One way everyone measures the quality, depth and meaning of their life and happiness is tied to relationships- both past and present. We’re humans. We can’t help it.

Your relationship with your significant other, as well as your relationship with family members, such as siblings, parents, children, caregivers, or guardians, all have the potential to affect your peace of mind. 

Your bonds with others should make you feel safe, happy, and loved. If they don’t, they may be unhealthy relationships or relationships that are not conducive to your growth or satisfaction in life.

Perhaps you feel unhappy, end up in bad situations, or do things you know are not right for you. And if you’re reading this, you might be wondering if these behaviors deem you one thing: a codependent person.

Codependent people all seem to have some commonalities. You don’t need to exhibit all of the following to be codependent, but if you feel like codependency is a possibility for you, you might want to ask yourself:

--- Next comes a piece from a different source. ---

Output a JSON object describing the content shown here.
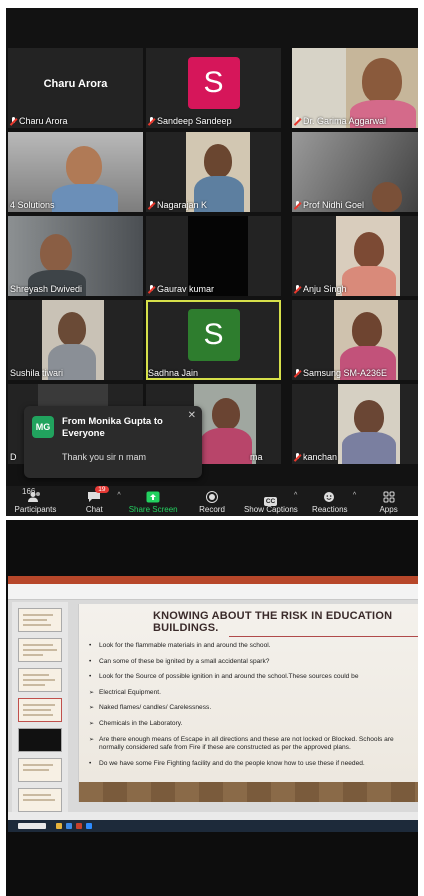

  • Do I have trouble with boundaries? Boundaries are the theoretical limits you place between yourself and others. They help you know what is and is not permissible. They apply to everything, including your body, the things you own, the things you are willing to do, and the things you will let others do to you. Perhaps you even have the opposite problem—that you are too rigid with boundaries, causing you to close yourself off from others. Over-rigid limitations are a way of overcompensating so that people cannot take advantage of you.
  • Do I have low self-esteem?  Maybe you feel you are not good enough or that you are incapable of doing anything right. You compare yourself to everyone else. Or perhaps you think way too highly of yourself because you are trying to overcompensate for actual feelings of low self-esteem. Maybe you think you are not worthy of being loved, or that you are always inadequate.
  • Am I overly sensitive or defensive in disagreements? When you don’t agree with what someone says to you, you react by questioning and doubting yourself. You being to dwell on what they were saying long after they have forgotten about it. Your trouble with boundaries has also caused you to be too sensitive or to be too quick to defend yourself and your perspective may have narrowed so much that you feel threatened by a conflict with someone long after they’re over it.
  • Am I a people pleaser? If you have trouble saying the word “no” to people, and you feel that you can never say “no” to people, then you are probably a people pleaser. Codependents often go out of their way to please others, forfeiting their own needs.

 

  • Do I play “custodian”? Perhaps you’re cleaning up after everyone’s messes. Someone has a problem and asks your opinion or asks you for help, but you end up cleaning up the mess they’re responsible for taking care of. A codependent goes beyond the healthy boundaries of helping someone and becomes selfless to a fault. If someone wants you to back off yet, you can’t, or if you feel you have to fix that other person and be responsible for being their caretaker (even when your fixing hasn’t helped them), this could be a sign of codependency.
  • Is control a problem for me?  If you need to control everything to the point where you are unable to take risks, then your controlling behavior may be a sign that you are codependent. Again, this goes back to being a boundary issue. You feel you must control all outcomes that may otherwise not go as you planned or happen in a way with which you are comfortable. Codependent behavior, indeed.
  • Do I have trouble communicating with others? Codependents often have difficulty expressing themselves. This is linked to the ability to be honest with yourself and with others, and being afraid to be judged or rejected.
  • Am I obsessed with thinking about others or my relationships? Obsession with relationships stems from feeling dependent on others’ need of you. Or, it may stem from a fear or anxiety you have about being alone.
  • Am I in denial about my role in a relationship? You refuse to realize that you have a problem. Instead, you focus on somebody else or blame everything on the situation. You won’t stop to realize that you might be the problem. Instead, maybe you just complain or keep trying to fix the other person, or you might jump from one bad relationship to another, reenacting the same bad mistakes and getting into the same situations over and over.
  • Do I have issues with intimacy? Intimacy doesn’t necessarily mean sex- what we’re talking about here is the ability to be truly open with someone else about who you are. This may be due to the fact that you feel the other person will laugh at you, reject you, leave you, or judge you harshly. This will lead to you not wanting to get too close to someone, or maybe that you think they are asking too much of you when they complain that you seem distant and unavailable.

As a codependent, your common fears may include:

  • Failure
  • Rejection
  • Abandonment
  • Feeling trapped or smothered
  • Loneliness/being alone
  • Being judged

Codependency could be preventing you from being happy and from having healthy, normal relationships. However, there are many ways to deal with your dependency.

Seeking the help of a mental health professional or attending a codependency support group will grant you the ability to work through codependency issues and steer you into healthy, happy relationships. 

Beyond codependency lies a more authentic, more satisfied you. With the right help, freedom is possible and within your grasp.